That's scary, admitted commission executive director Matt Hough.
“Unless effective control measures can be found, we expect that the number of infected deer will continue to grow exponentially,” he said.
One “control measure” the commission has been talking about for two winters is targeted shooting.
Laroche said previously he would like to go into the core area for the disease in wild Pennsylvania deer — namely 11 townships within Bedford and Blair counties in disease management area 2 — and do some targeted removal. That means taking out family groups of deer using sharpshooters hunting over bait at night.
The idea, he said, is to limit the spread of disease.
Game commissioner Dave Putnam wants to get moving on that.
“We may still have an opportunity to contain this disease to some extent, the prevalence of it,” Putnam said. “My two cents is to get on it as fast as we can.”
The agency apparently is going to take that advice.
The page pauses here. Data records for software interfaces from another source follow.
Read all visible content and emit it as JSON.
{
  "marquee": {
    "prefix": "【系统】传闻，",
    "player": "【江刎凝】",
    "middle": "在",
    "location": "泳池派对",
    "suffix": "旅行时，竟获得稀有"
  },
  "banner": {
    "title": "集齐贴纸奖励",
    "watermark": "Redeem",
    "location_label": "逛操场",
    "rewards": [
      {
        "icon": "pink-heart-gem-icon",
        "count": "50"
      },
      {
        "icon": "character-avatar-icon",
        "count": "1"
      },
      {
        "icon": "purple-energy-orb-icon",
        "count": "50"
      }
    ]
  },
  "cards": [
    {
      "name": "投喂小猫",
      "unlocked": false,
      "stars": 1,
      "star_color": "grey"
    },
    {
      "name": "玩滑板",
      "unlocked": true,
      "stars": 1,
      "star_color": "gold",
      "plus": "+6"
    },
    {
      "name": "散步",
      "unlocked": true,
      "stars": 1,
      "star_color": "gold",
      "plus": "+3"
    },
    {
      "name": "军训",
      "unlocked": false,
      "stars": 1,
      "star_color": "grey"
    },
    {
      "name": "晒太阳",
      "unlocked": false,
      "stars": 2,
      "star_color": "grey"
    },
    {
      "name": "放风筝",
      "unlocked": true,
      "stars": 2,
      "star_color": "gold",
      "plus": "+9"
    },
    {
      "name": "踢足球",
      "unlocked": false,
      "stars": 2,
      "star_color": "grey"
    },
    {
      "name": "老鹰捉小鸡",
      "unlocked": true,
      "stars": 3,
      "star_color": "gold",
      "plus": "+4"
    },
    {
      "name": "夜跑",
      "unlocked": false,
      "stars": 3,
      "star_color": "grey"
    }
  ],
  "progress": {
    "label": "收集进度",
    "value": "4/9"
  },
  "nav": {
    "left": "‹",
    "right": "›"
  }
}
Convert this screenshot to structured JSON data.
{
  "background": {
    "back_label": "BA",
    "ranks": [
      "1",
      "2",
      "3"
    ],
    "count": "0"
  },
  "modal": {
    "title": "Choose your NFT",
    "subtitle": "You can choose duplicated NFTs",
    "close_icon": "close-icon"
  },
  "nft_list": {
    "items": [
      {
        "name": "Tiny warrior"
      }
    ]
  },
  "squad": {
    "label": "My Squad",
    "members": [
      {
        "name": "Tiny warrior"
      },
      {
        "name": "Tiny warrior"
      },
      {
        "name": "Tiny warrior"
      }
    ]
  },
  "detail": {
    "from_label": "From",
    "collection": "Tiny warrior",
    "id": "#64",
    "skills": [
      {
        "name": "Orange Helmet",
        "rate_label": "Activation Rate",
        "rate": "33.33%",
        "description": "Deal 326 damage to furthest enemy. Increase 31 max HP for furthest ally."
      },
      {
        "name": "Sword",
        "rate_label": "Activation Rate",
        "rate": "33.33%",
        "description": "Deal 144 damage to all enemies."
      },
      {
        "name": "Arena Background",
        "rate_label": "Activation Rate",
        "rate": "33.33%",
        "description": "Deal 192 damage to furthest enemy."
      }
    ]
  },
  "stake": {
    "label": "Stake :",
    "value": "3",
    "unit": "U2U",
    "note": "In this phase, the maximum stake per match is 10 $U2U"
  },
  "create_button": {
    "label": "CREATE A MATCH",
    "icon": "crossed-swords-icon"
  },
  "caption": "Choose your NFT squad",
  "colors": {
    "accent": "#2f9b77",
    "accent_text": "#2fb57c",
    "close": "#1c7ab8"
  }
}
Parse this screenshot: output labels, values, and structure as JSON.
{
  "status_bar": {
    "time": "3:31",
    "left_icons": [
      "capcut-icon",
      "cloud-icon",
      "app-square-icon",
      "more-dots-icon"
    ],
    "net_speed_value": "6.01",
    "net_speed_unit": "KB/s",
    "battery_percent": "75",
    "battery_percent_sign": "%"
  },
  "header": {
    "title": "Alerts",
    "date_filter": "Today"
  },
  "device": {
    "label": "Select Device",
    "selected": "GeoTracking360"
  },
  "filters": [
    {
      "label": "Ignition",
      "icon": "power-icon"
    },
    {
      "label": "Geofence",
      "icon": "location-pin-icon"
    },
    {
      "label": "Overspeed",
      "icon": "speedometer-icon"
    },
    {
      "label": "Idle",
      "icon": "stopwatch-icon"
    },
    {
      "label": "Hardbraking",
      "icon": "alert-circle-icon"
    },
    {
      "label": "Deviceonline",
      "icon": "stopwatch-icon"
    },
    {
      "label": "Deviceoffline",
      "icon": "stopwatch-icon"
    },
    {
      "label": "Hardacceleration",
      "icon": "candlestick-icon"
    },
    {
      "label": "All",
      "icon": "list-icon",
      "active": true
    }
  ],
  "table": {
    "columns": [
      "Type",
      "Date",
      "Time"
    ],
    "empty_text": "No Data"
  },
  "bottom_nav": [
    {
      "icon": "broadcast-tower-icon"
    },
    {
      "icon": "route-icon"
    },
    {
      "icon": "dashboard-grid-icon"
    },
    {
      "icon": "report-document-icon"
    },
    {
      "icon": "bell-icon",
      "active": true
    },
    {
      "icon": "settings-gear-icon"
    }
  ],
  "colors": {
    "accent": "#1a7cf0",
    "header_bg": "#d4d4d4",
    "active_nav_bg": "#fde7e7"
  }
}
Laroche said he's met with sharpshooters from the U.S. Department of Agriculture about doing some targeted removal before the end of March. The hope, he said, is to try it on a small scale and work out how the commission will shoot deer, how and where it will store them while testing is done, how it will dispose of any deer that turn out to be CWD-positive, and how it will distribute those that don't to food banks.
“We're moving forward,” Laroche said. “It's a lot slower than we'd like it to be. But we're moving.”
In the meantime, commissioners announced in January they likely won't offer disease management area 2 permits this fall, saying they were too much a “broad-scale approach.”
Instead, they're encouraging landowners in the 11 townships to take additional antlerless deer using the deer management assistance program.
They might also create doe tags good for those townships alone, to allow those who have permission to hunt locally to remove a few extra deer.
“I'd like to see that happen this year,” said board president Brian Hoover of Delaware County. “I think that's going to help us a lot.”